Last week, a several of us Nonsuch Rotarians headed off for Portsmouth to visit the Historic Dockyards in Portsmouth. What an amazing day. I’d never been there before but Chris F, our in-house historian did brilliantly as our guide.
Our first stop was HMS Warrior a stunning iron hulled ship built in 1860. She is a true knockout: an actual warship and the very first of her kind. I’ve never seen as many cannons, small arms and swords on any ship before and couldn’t believe her colossal size. She’s powered jointly by steam and sail with retractable tunnels to reduce drag. What an innovation!
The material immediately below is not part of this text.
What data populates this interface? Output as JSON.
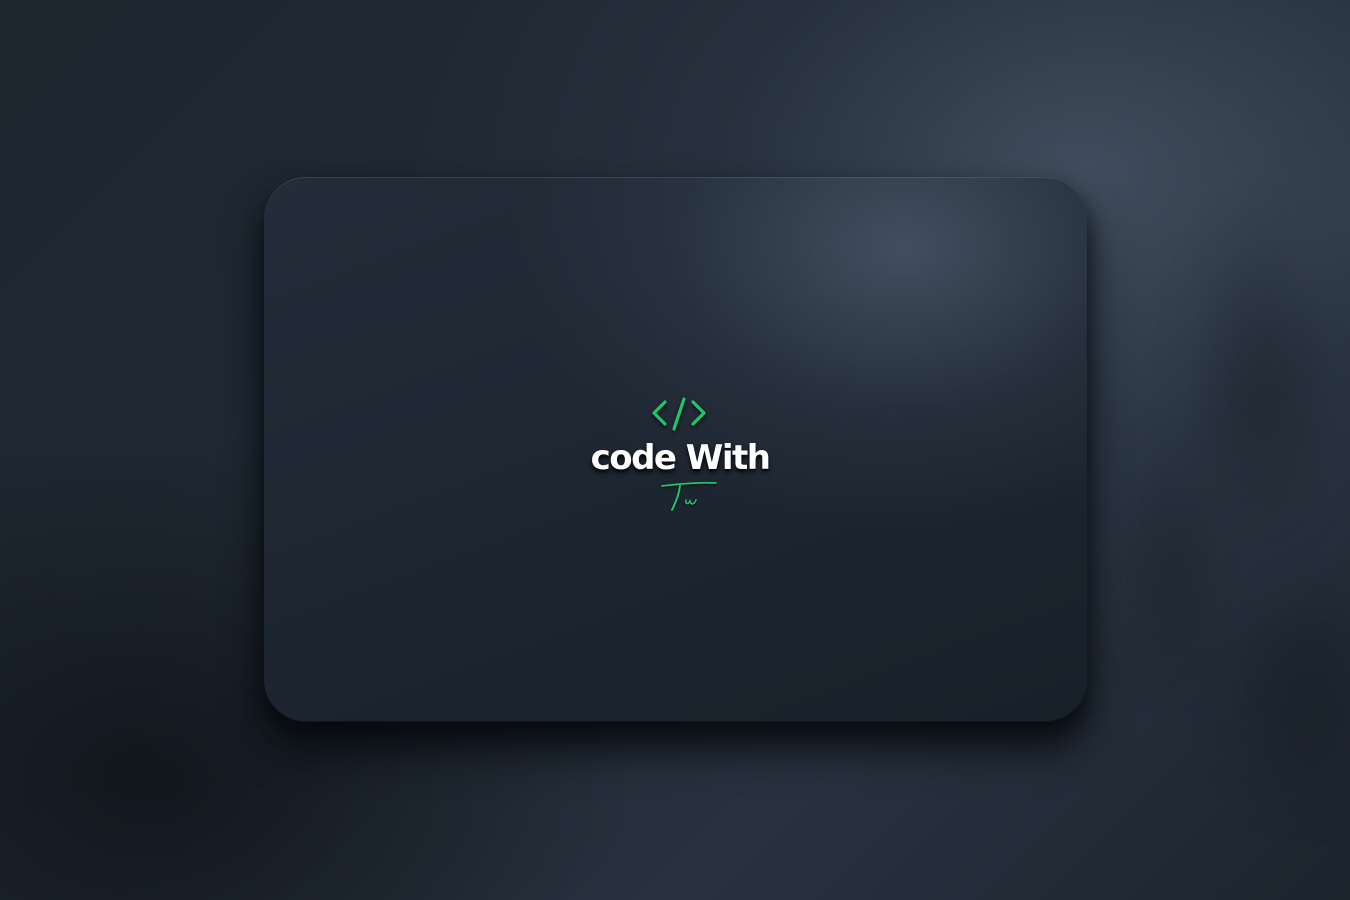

Then to see the war torn sail from Nelson’s flagship and then to HMS Victory herself. Such an elegant looking beast: we didn’t go aboard but are sure to at our next visit!
The Mary Rose was our next stop and what an incredible achievement to raise this 16th century wreck from the Solent and preserve her in all her glory. I was simply incredulous at the huge range of items brought to the surface with her: weaponry, including cross bows and arrows, cooking utensils and a whole cooking range; clothing, furniture and not least a complete skeleton of the ship’s dog.
The day was far from over as we left the Dockyard and headed for The Lighthouse concert hall in Poole to watch and listen to the Bournemouth Symphony perform Bruckner’s magnificent 9th Symphony, one of the best symphonies ever written, in my view, and ‘one of the greatest achievements of the human mind’ according to Terry Barwell, the author of the programme notes.
The five of us who went to Finland in 2015 to celebrate Sibelius’s 150th anniversary met Terry there along with a schoolboy friend of mine, David Billinge, from Poole Grammar School and, surprise, surprise, we met the two of them again at this concert!
An brilliant day out, despite the late night homecoming!